Its color is derived from a higher copper content which makes it very rare. Most of the time you’ll never see quality material hit the commercial market but if you know the right gem dealers and you’re patient then you’ll eventually get a chance at buying a piece.
Watermelon Tourmaline is characterized by its pink or red center and green exterior which resembles a slice of watermelon. Take a look at the image above and you’ll understand why these are highly collectible.
Authentic watermelon Tourmaline is rare and difficult to source. You’ll see specimens, thinly sliced crystals, and faceted material when visiting a gem and jewelry show.
When viewing the crystal through the “A” axis you’ll notice a pink or red center surrounded by a green rim that’s often separated by a pale pink, white, or silver line. The brightly colored zones can occur on either end of the gem, although there’s a bit of debate as to whether or not these crystals should be classified as Watermelon. Some feel as though it would be more appropriate to classify them as bi-colored.
Rubellites are a beautiful variety of Tourmaline with relatively saturated dark pink to red hues and medium to dark tones. These stones make exceptional jewelry, and the ruby-colored specimens lacking brown or orange overtones are highly prized and sought-after. For a long time, this material was difficult to source but there have been new mine discoveries that flooded the market with material driving the price lower, for a short period.
Trace amounts of manganese are responsible for creating this gem’s natural dark pink-to-red color. However, you might encounter light pink gemstones labeled as Rubellites, but they’re more appropriately considered Pink Tourmaline.
Schrol is well-known by many as Black Tourmaline. While there are other forms of Tourmaline that can be black, Schorl is exclusively black.
Unlike other Tourmaline varieties, this gemstone is never transparent or translucent. In a few rare instances, Schorl Tourmaline can be intergrown together with Elbaite, creating a specimen that’s part of Schrol and Elbaite.
This gemstone is the most common form of Tourmaline and is very popular among enthusiasts. It has high luster and beautiful crystal formations making it the most aesthetic black mineral around.

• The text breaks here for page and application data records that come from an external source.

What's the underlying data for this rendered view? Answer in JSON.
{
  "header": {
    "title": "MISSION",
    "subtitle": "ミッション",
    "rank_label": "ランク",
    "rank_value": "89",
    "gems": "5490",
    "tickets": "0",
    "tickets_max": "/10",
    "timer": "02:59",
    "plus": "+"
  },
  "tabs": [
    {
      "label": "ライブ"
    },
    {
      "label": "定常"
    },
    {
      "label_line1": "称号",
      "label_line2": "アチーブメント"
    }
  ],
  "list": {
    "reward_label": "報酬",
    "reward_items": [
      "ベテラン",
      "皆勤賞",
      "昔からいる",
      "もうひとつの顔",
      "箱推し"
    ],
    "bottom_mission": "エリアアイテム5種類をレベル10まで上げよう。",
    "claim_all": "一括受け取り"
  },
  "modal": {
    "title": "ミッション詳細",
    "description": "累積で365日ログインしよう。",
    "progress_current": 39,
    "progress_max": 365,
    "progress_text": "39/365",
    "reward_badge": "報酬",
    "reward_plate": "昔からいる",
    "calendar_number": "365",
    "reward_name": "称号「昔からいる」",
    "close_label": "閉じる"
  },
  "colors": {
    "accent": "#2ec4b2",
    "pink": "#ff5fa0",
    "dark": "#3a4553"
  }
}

Tourmaline stones are renowned for their electric properties. Yes, you read that correctly. When a Tourmaline is subjected to pressure or heat, it develops an electric charge at its ends, which results in the polarization of the stone. This incredible phenomenon is known as pyroelectricity or piezoelectricity. This phenomenon is one of the many reasons Tourmaline is such a valuable stone in industrial applications and scientific instruments.